Did you know that almost half of the people in the world live in poverty, including almost a billion children? Those living in poverty lack access to a varying number of necessities such as shelter, food, water, and medical care. According to the World Food Programme, hunger is the leading cause of death in the world.
Poverty is a complex issue because the longer it exists, the more it grows. Extreme poverty is defined as living on less than $1.25 a day. The countries that have its citizens living in extreme poverty have been in that state for several years, if not decades. However, it is important to note that in 1990, nearly half of the population in the developing regions lived on less than $1.25 a day. This rate dropped to 14 per cent in 2015, according to the United Nations. Poverty is an exponential problem that cannot be fixed on its own. One simple way that we can all help the issue of poverty in low-and middle-income countries in the long-term is by implementing fair trade.
Continue reading What Fair Trade is Meant to Be
Michael Wahl didn’t purposely set out to create an innovative cloth diaper for babies who live in the developing world as well as a humanitarian organization, Dri Butts, that distributes diapers to families in need. Rather, he saw it as a necessity to prevent diseases caused by the spread of fecal matter.
Many children in low-and middle-income countries have an increased chance of not living to see their fifth birthday oftentimes because of diseases whose cause stems from fecal matter. In fact, diarrhea is the second leading cause of death for children under five. Other fecal-related diseases are cholera and typhoid.
Continue reading Humanitarian Designs Innovative Diaper for Developing Countries

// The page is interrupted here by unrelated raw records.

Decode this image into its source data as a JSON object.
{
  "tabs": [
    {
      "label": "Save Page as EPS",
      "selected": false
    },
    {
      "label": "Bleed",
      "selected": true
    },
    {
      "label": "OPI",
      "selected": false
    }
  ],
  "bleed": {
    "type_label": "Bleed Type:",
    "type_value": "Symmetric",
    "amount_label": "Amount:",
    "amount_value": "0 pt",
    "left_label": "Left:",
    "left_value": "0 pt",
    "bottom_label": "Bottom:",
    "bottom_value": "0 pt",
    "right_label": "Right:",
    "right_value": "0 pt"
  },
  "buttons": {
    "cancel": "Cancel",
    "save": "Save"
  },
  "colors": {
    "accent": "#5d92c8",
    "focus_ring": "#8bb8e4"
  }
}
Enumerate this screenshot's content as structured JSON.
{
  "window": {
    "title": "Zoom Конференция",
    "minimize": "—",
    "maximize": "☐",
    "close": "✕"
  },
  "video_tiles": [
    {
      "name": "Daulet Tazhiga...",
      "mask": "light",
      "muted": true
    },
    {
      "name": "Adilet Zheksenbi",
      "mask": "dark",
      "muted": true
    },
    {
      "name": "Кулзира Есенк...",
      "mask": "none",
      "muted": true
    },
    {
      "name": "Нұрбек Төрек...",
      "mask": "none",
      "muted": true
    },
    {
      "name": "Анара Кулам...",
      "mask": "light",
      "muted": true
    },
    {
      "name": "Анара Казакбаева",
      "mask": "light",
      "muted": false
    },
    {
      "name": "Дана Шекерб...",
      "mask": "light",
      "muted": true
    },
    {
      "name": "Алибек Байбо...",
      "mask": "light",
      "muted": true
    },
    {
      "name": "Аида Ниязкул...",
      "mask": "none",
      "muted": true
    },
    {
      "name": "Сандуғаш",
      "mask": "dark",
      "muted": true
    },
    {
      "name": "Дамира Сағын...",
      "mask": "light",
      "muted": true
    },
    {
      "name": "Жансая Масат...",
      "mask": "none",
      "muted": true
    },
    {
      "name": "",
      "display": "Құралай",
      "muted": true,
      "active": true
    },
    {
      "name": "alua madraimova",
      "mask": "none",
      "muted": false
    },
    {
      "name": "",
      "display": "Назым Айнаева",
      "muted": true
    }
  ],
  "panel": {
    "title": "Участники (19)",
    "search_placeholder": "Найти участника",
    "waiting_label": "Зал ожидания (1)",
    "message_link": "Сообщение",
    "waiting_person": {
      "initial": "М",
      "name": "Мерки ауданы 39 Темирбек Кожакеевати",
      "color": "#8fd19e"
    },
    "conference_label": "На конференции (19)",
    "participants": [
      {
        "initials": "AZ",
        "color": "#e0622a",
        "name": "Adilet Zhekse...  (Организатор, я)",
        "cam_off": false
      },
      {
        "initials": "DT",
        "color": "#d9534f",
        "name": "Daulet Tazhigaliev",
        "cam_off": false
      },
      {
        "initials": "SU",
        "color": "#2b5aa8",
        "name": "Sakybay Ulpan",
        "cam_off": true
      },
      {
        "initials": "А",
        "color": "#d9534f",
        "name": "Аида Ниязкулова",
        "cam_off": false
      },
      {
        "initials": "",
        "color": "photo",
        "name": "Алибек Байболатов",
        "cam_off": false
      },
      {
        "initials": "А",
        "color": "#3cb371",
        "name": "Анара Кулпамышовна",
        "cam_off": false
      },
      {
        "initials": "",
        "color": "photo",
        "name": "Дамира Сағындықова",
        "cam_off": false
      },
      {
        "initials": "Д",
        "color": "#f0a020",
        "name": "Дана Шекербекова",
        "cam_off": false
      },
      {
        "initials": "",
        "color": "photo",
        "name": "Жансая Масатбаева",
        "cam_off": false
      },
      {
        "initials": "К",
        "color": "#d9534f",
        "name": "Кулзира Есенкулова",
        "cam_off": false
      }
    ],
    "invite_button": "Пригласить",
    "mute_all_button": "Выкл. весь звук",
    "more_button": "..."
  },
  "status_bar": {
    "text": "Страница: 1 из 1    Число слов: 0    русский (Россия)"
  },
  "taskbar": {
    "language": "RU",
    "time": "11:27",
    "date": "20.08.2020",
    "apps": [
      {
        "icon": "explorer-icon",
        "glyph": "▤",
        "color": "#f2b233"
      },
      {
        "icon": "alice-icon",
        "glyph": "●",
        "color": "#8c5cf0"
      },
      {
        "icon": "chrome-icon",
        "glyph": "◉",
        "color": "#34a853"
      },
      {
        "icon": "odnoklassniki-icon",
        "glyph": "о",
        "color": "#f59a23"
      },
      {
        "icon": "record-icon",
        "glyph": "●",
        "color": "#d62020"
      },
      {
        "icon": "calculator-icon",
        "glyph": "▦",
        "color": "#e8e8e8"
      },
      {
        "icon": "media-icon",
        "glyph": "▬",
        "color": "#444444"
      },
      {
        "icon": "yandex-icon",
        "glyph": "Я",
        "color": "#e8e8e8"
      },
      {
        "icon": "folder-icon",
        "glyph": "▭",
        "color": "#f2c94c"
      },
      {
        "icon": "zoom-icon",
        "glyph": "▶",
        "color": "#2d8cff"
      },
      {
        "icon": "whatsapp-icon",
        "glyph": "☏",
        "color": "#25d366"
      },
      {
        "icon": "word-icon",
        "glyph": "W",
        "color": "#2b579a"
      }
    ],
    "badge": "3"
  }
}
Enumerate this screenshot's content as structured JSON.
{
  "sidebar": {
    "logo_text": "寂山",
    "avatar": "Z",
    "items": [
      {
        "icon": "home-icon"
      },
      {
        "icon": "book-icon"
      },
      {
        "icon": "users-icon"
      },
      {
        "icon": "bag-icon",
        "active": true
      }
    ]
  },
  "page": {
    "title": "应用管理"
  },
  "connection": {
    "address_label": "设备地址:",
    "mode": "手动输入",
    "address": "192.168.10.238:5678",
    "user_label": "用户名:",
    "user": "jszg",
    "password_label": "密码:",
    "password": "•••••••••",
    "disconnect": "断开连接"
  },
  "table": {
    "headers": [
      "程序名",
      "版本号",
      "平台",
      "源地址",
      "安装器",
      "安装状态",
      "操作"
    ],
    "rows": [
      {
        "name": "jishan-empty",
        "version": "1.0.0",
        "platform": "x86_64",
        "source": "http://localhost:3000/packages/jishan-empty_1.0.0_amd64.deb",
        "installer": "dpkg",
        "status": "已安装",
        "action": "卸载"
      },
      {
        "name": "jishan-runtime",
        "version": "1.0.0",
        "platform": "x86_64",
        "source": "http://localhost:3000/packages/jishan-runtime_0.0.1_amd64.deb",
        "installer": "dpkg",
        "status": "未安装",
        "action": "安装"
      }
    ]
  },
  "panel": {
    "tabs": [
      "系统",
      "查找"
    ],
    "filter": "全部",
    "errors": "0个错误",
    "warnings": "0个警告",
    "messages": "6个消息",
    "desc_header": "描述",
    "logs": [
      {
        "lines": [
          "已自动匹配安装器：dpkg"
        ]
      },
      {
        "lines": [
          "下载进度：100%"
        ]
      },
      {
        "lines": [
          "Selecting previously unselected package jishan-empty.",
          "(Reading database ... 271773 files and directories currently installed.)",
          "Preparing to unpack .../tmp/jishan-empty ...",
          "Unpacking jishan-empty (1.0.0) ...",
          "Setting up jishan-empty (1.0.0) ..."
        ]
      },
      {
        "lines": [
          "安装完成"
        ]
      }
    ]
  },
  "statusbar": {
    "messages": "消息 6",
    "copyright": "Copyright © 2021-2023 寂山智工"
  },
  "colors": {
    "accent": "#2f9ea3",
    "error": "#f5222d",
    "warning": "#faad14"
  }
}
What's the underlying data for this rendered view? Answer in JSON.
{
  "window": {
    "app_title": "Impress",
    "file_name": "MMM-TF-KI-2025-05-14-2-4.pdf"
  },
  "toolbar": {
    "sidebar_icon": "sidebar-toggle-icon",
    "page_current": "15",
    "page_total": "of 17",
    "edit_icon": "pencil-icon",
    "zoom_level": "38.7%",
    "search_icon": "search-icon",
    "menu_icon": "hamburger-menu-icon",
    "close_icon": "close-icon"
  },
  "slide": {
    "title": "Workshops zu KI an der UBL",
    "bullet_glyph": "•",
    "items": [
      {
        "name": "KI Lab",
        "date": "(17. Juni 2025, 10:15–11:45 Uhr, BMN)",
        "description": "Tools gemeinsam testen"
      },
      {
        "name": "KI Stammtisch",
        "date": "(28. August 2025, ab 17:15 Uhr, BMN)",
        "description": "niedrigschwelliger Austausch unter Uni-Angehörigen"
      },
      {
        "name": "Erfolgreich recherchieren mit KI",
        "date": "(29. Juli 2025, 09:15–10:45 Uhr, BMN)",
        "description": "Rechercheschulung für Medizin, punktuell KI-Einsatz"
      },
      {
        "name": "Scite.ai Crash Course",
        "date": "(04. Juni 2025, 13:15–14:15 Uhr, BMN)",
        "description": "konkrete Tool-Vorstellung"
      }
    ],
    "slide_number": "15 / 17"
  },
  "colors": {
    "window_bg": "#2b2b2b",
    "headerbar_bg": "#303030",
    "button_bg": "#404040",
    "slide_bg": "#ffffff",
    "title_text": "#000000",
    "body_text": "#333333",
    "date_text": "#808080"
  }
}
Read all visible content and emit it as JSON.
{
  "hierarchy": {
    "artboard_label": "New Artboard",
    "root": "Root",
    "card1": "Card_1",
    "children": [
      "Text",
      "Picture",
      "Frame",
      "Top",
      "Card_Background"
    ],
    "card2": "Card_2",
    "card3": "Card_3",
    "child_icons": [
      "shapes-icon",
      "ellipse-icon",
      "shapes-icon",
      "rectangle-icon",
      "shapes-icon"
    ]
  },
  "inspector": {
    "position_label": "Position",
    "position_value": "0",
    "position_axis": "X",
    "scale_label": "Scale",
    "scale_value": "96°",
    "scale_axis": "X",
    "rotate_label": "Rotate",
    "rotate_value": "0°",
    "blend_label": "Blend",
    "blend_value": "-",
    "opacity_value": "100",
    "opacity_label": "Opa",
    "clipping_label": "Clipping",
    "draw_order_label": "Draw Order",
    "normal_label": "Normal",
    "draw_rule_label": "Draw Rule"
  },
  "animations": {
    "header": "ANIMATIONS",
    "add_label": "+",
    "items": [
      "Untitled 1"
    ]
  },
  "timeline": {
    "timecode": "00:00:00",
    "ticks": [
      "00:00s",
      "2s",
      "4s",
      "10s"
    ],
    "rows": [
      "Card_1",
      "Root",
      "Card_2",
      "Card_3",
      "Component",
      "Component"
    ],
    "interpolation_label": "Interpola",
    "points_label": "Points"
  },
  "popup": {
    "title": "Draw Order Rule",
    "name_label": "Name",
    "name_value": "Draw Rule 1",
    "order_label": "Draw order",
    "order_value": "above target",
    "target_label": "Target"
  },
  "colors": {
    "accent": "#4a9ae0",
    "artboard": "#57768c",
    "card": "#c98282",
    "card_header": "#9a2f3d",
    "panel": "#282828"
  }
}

For over five years Three Avocados has funded global water and education projects in Uganda and Nicaragua through the sale of their coffee and branded products like tumblers, T-shirts, and coffee mugs.
I recently received two bags of Three Avocados arabica ground coffee – one from Nicaragua and the other from Uganda. Both are quite good. I am a big fan of very strong, dark roast coffee and Three Avocados definitely does not disappoint.
When I opened my box of samples, the smell of coffee hit me before I even saw the coffee bags. I loved that immediately. In my experience if I can smell ground coffee before I even open the bag I know it will likely be very good.
Continue reading Three Avocados Creates Clean Water and Education Projects Through Coffee Sales
If you’re like many of us you may have waited until the very last-minute to buy your loved ones Valentine’s Day gifts. While you can still run out and buy a wealth of flowers, cards, and chocolates, here are nine virtual Valentines’s Day gifts you can give that also give back.
Oxfam Unwrapped: Oxfam recommends giving duos of animals for Valentine’s Day: a pair of chickens ($18), a pair of sheep ($80) or a pair of goats ($100). Send lovely animals to families in need.
Elizabeth Glaser Pediatric AIDS Foundation: EGPAF is asking its lovely supporters to send Valentine’s Day e-cards to spread awareness about pediatric AIDS. It costs nothing, but the gift of awareness is always key. Click here to spread the love.
Midwives for Haiti: We all believe in the power of saving mothers’ lives. This Valentine’s Day donate to Midwives for Haiti and help them stock their medicinal chest with life-saving medicines for the entire year. Donate with love to Midwives for Haiti.
Vaccine Ambassadors: There is no doubt that vaccines save lives. Vaccines are one of the best ways to show love for children around the world. Buy vaccines with love for children whose lives can be saved by this easy intervention. $10 vaccinates 19 children against the measles.
Continue reading 9 Last-Minute Virtual Valentine’s Day Gifts for Good
For the next month 100 of our members will become Toxin Freedom Fighters as they spread the word through blogs and social media about the need to update and reform the Toxic Chemicals Control Act of 1976. In 1976 60,000 chemicals were grandfathered in and since then 20,000 new chemicals have been added, but fewer than 10,000 of them have ever been tested.
Seventh Generation is calling upon concerned citizens to sign a petition that will be delivered to Congress on April 30, 2014 to show strength of will that lawmakers should re-evaluate the Toxic Chemicals Control Act for the first time since 1976. 100,000 signatures are needed on FightToxins.com to make a notable difference. Seventh Generation is calling upon Congress to require that chemicals should be tested, not arbitrarily put into our household products and foods and beverages. In order for a chemical to be tested it must be deemed an “unreasonable risk” to public health or the environment before it can be regulated by law.
Throughout the month we will be sharing all of the posts on Pinterest as well as on our Social Good Moms Tumblr blog.
If you believe in reform of the Toxic Chemicals Control Act, sign the petition and make change.